* **Task statement**:
Find the lines below that include the word "Protección" and report how many there are, with no other text.

* **Data**:
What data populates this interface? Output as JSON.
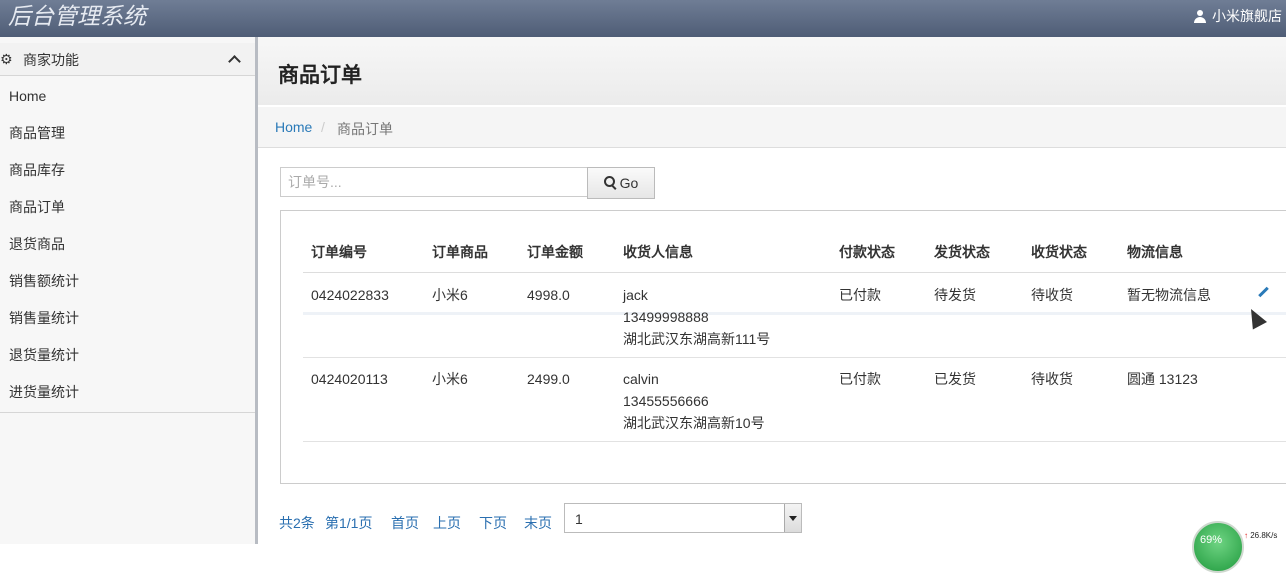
{
  "app": {
    "title": "后台管理系统",
    "user": "小米旗舰店"
  },
  "sidebar": {
    "section_title": "商家功能",
    "items": [
      {
        "label": "Home"
      },
      {
        "label": "商品管理"
      },
      {
        "label": "商品库存"
      },
      {
        "label": "商品订单"
      },
      {
        "label": "退货商品"
      },
      {
        "label": "销售额统计"
      },
      {
        "label": "销售量统计"
      },
      {
        "label": "退货量统计"
      },
      {
        "label": "进货量统计"
      }
    ]
  },
  "page": {
    "title": "商品订单",
    "breadcrumb": {
      "home": "Home",
      "separator": "/",
      "current": "商品订单"
    }
  },
  "search": {
    "placeholder": "订单号...",
    "value": "",
    "button_label": "Go"
  },
  "table": {
    "headers": [
      "订单编号",
      "订单商品",
      "订单金额",
      "收货人信息",
      "付款状态",
      "发货状态",
      "收货状态",
      "物流信息"
    ],
    "rows": [
      {
        "order_id": "0424022833",
        "product": "小米6",
        "amount": "4998.0",
        "receiver_name": "jack",
        "receiver_phone": "13499998888",
        "receiver_addr": "湖北武汉东湖高新111号",
        "pay_status": "已付款",
        "ship_status": "待发货",
        "receive_status": "待收货",
        "logistics": "暂无物流信息"
      },
      {
        "order_id": "0424020113",
        "product": "小米6",
        "amount": "2499.0",
        "receiver_name": "calvin",
        "receiver_phone": "13455556666",
        "receiver_addr": "湖北武汉东湖高新10号",
        "pay_status": "已付款",
        "ship_status": "已发货",
        "receive_status": "待收货",
        "logistics": "圆通 13123"
      }
    ]
  },
  "pagination": {
    "total": "共2条",
    "page_info": "第1/1页",
    "first": "首页",
    "prev": "上页",
    "next": "下页",
    "last": "末页",
    "selected_page": "1"
  },
  "net_widget": {
    "percent": "69%",
    "speed": "26.8K/s"
  },
  "colors": {
    "link": "#2a7ab8",
    "topbar": "#5a6882",
    "net": "#2fae4e"
  }
}
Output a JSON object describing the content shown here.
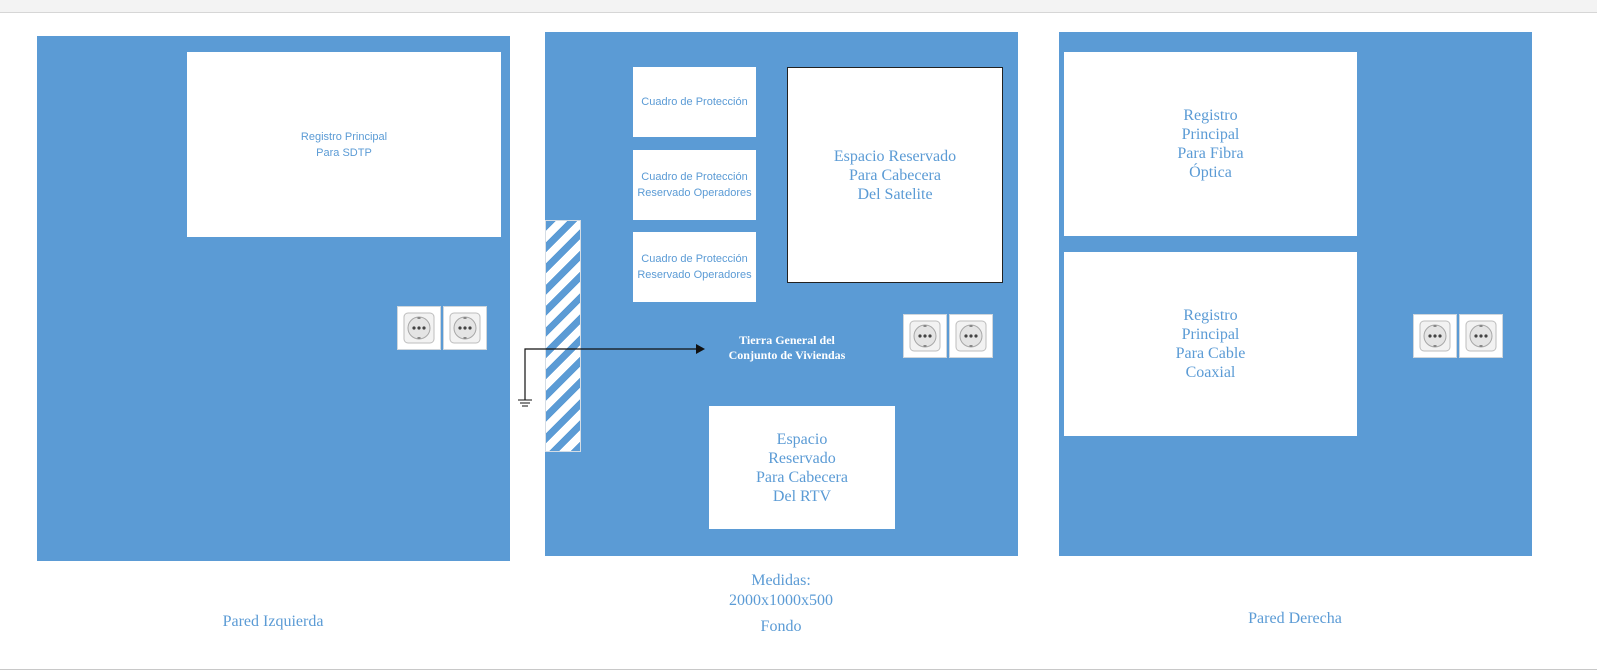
{
  "walls": {
    "left": {
      "caption": "Pared Izquierda",
      "registro": "Registro Principal\nPara SDTP"
    },
    "back": {
      "caption": "Fondo",
      "dimensions": "Medidas:\n2000x1000x500",
      "cuadro_proteccion": "Cuadro de Protección",
      "cuadro_operadores_1": "Cuadro de Protección\nReservado Operadores",
      "cuadro_operadores_2": "Cuadro de Protección\nReservado Operadores",
      "espacio_satelite": "Espacio Reservado\nPara Cabecera\nDel Satelite",
      "espacio_rtv": "Espacio\nReservado\nPara Cabecera\nDel RTV",
      "tierra": "Tierra General del\nConjunto de Viviendas"
    },
    "right": {
      "caption": "Pared Derecha",
      "registro_fibra": "Registro\nPrincipal\nPara Fibra\nÓptica",
      "registro_coaxial": "Registro\nPrincipal\nPara Cable\nCoaxial"
    }
  },
  "icons": {
    "outlet": "schuko-socket-icon",
    "ground": "earth-ground-icon",
    "arrow": "arrow-right-icon"
  },
  "colors": {
    "wall": "#5b9bd5",
    "box": "#ffffff",
    "text": "#5b9bd5",
    "ground_label": "#ffffff"
  }
}
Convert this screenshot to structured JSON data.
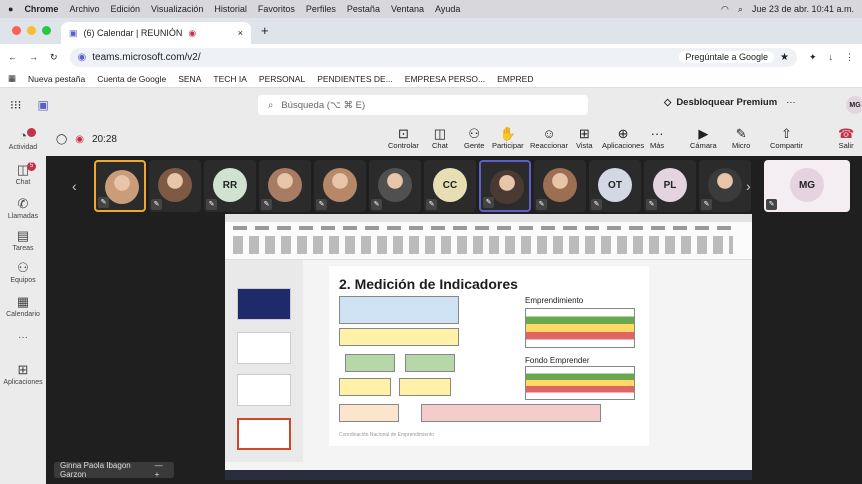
{
  "menubar": {
    "app": "Chrome",
    "items": [
      "Archivo",
      "Edición",
      "Visualización",
      "Historial",
      "Favoritos",
      "Perfiles",
      "Pestaña",
      "Ventana",
      "Ayuda"
    ],
    "datetime": "Jue 23 de abr. 10:41 a.m."
  },
  "tab": {
    "title": "(6) Calendar | REUNIÓN",
    "close": "×",
    "new": "+"
  },
  "address": {
    "url": "teams.microsoft.com/v2/",
    "gemini": "Pregúntale a Google"
  },
  "bookmarks": [
    "Nueva pestaña",
    "Cuenta de Google",
    "SENA",
    "TECH IA",
    "PERSONAL",
    "PENDIENTES DE...",
    "EMPRESA PERSO...",
    "EMPRED"
  ],
  "teams": {
    "search_placeholder": "Búsqueda (⌥ ⌘ E)",
    "premium": "Desbloquear Premium",
    "more": "···",
    "avatar": "MG"
  },
  "rail": [
    {
      "label": "Actividad",
      "badge": ""
    },
    {
      "label": "Chat",
      "badge": "5"
    },
    {
      "label": "Llamadas",
      "badge": ""
    },
    {
      "label": "Tareas",
      "badge": ""
    },
    {
      "label": "Equipos",
      "badge": ""
    },
    {
      "label": "Calendario",
      "badge": ""
    },
    {
      "label": "···",
      "badge": ""
    },
    {
      "label": "Aplicaciones",
      "badge": ""
    }
  ],
  "meeting": {
    "timer": "20:28",
    "tools": [
      "Controlar",
      "Chat",
      "Gente",
      "Participar",
      "Reaccionar",
      "Vista",
      "Aplicaciones",
      "Más",
      "Cámara",
      "Micro",
      "Compartir",
      "Salir"
    ]
  },
  "participants": [
    {
      "type": "photo",
      "color": "#c99c7a",
      "initials": ""
    },
    {
      "type": "photo",
      "color": "#7e5a45",
      "initials": ""
    },
    {
      "type": "initials",
      "color": "#cfe3d0",
      "initials": "RR"
    },
    {
      "type": "photo",
      "color": "#a77c63",
      "initials": ""
    },
    {
      "type": "photo",
      "color": "#b58967",
      "initials": ""
    },
    {
      "type": "photo",
      "color": "#505050",
      "initials": ""
    },
    {
      "type": "initials",
      "color": "#e7dfb3",
      "initials": "CC"
    },
    {
      "type": "photo",
      "color": "#4a3a33",
      "initials": ""
    },
    {
      "type": "photo",
      "color": "#9d6f52",
      "initials": ""
    },
    {
      "type": "initials",
      "color": "#d4d8e4",
      "initials": "OT"
    },
    {
      "type": "initials",
      "color": "#e4d4e0",
      "initials": "PL"
    },
    {
      "type": "photo",
      "color": "#3b3b3b",
      "initials": ""
    },
    {
      "type": "initials",
      "color": "#e4d4e0",
      "initials": "MG"
    }
  ],
  "slide": {
    "title": "2. Medición de Indicadores",
    "section1": "Emprendimiento",
    "section2": "Fondo Emprender",
    "footer": "Coordinación Nacional de Emprendimiento"
  },
  "presenter": {
    "name": "Ginna Paola Ibagon Garzon",
    "more": "— +"
  }
}
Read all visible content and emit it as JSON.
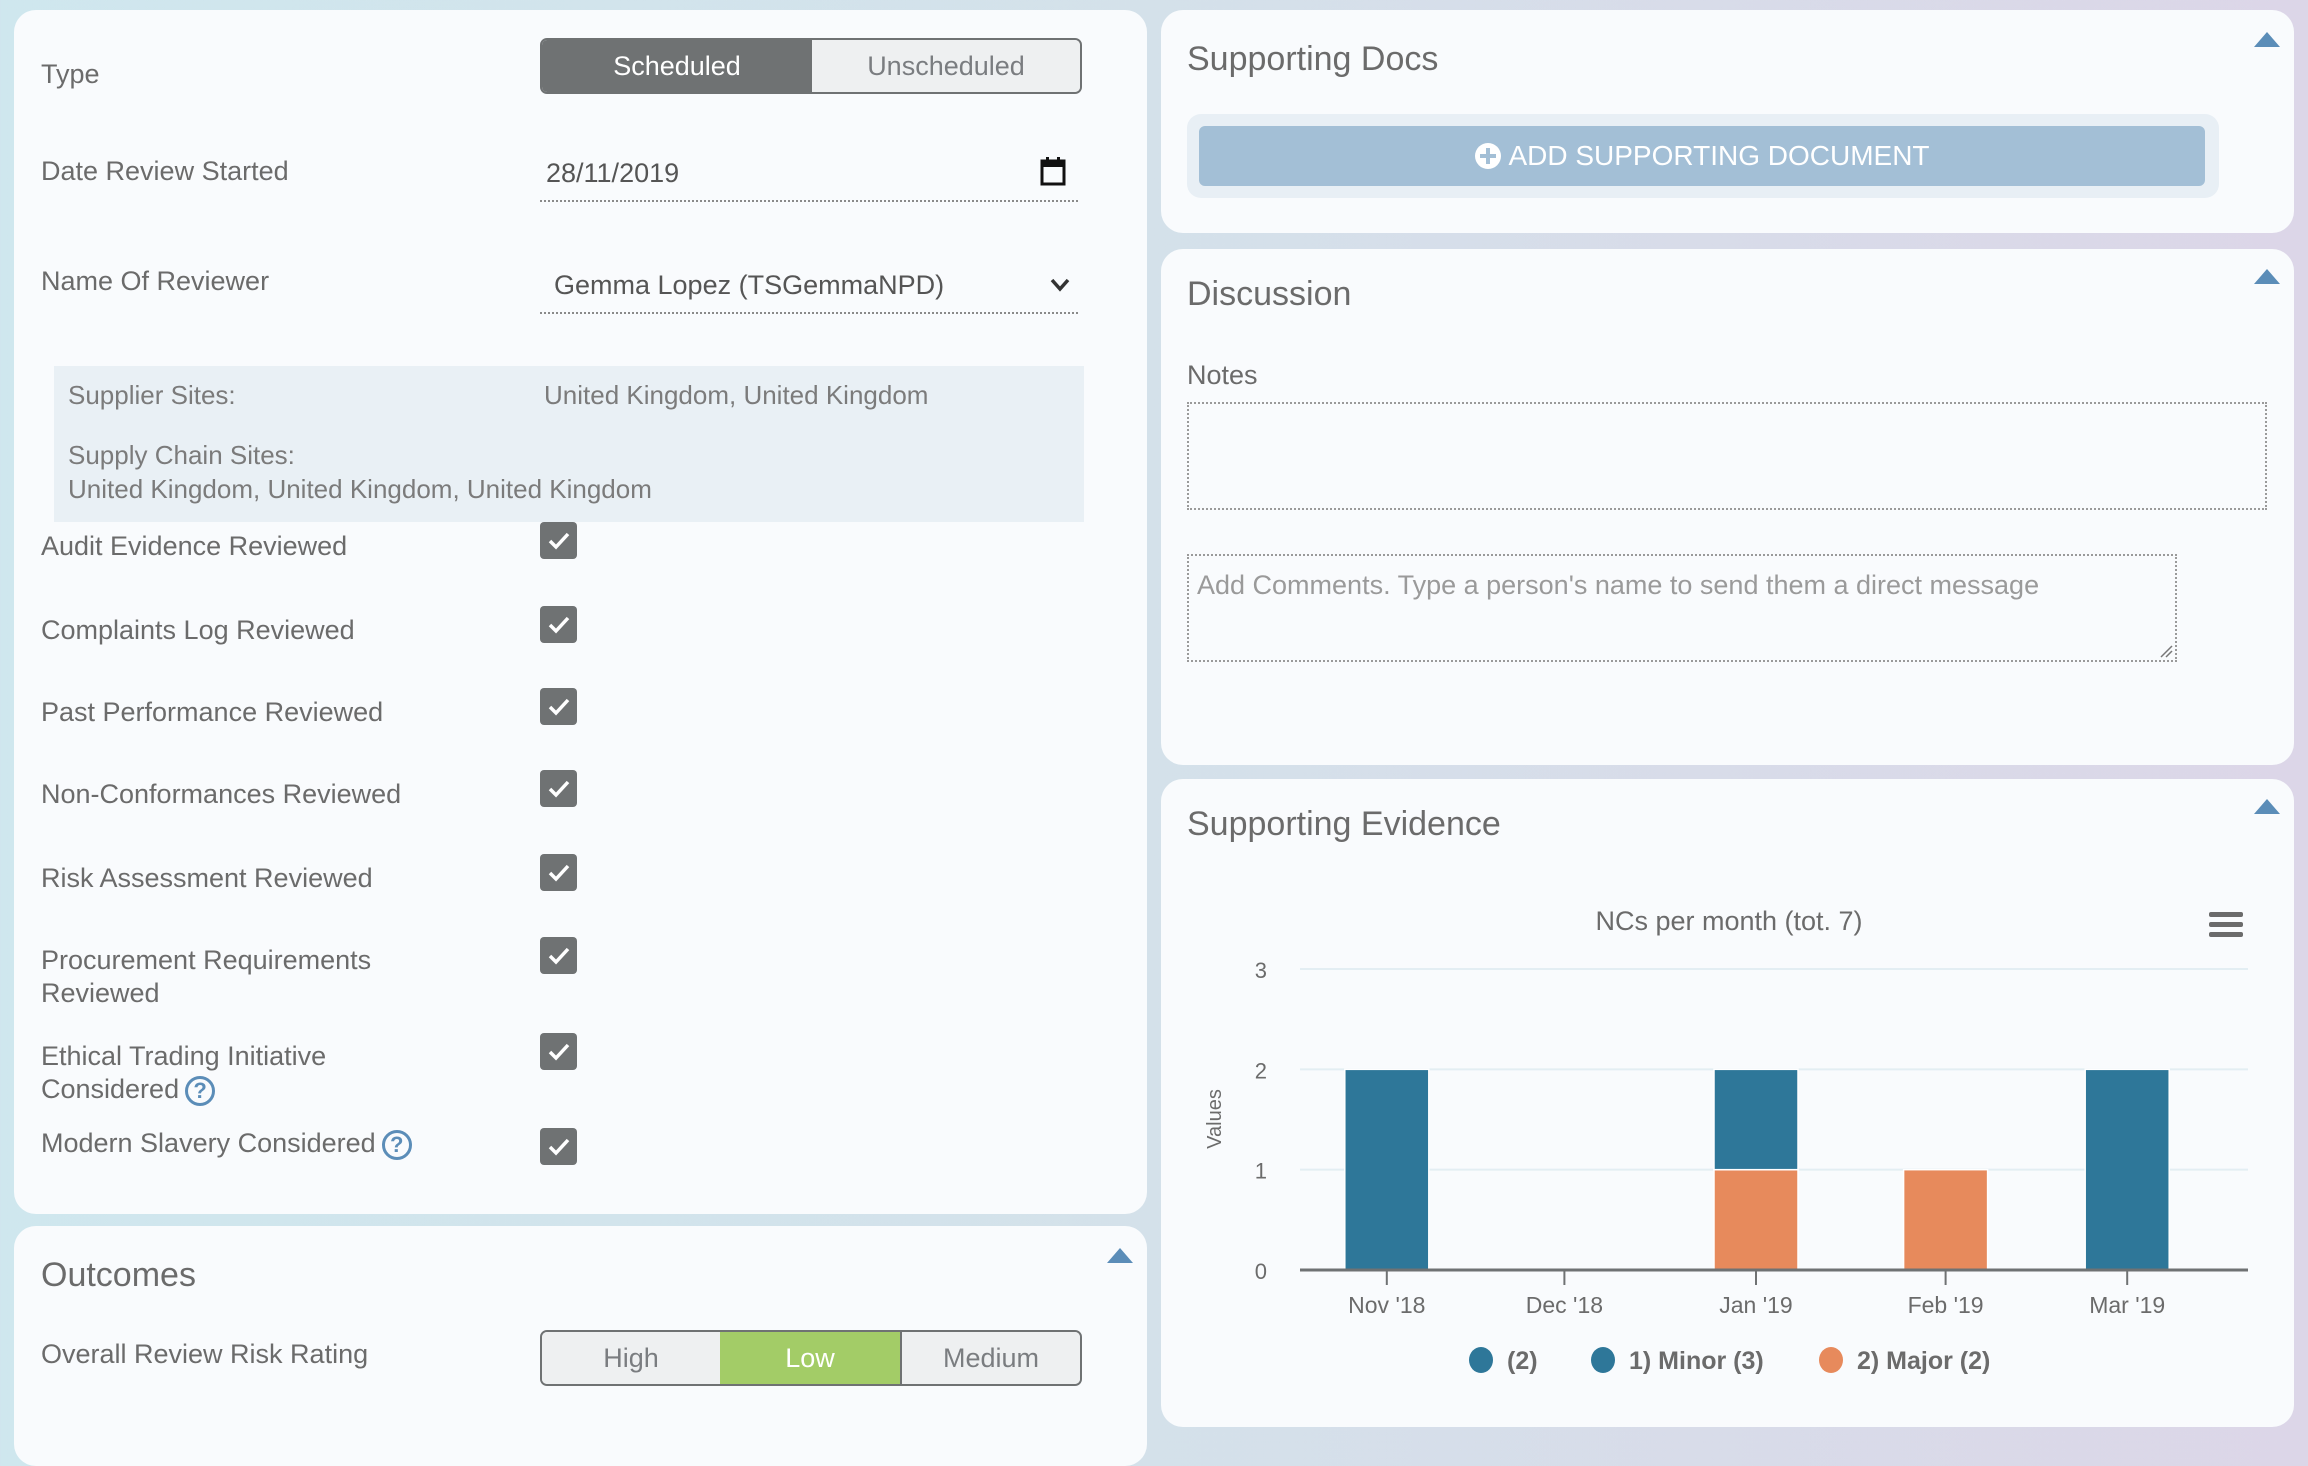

* **Response area**:
3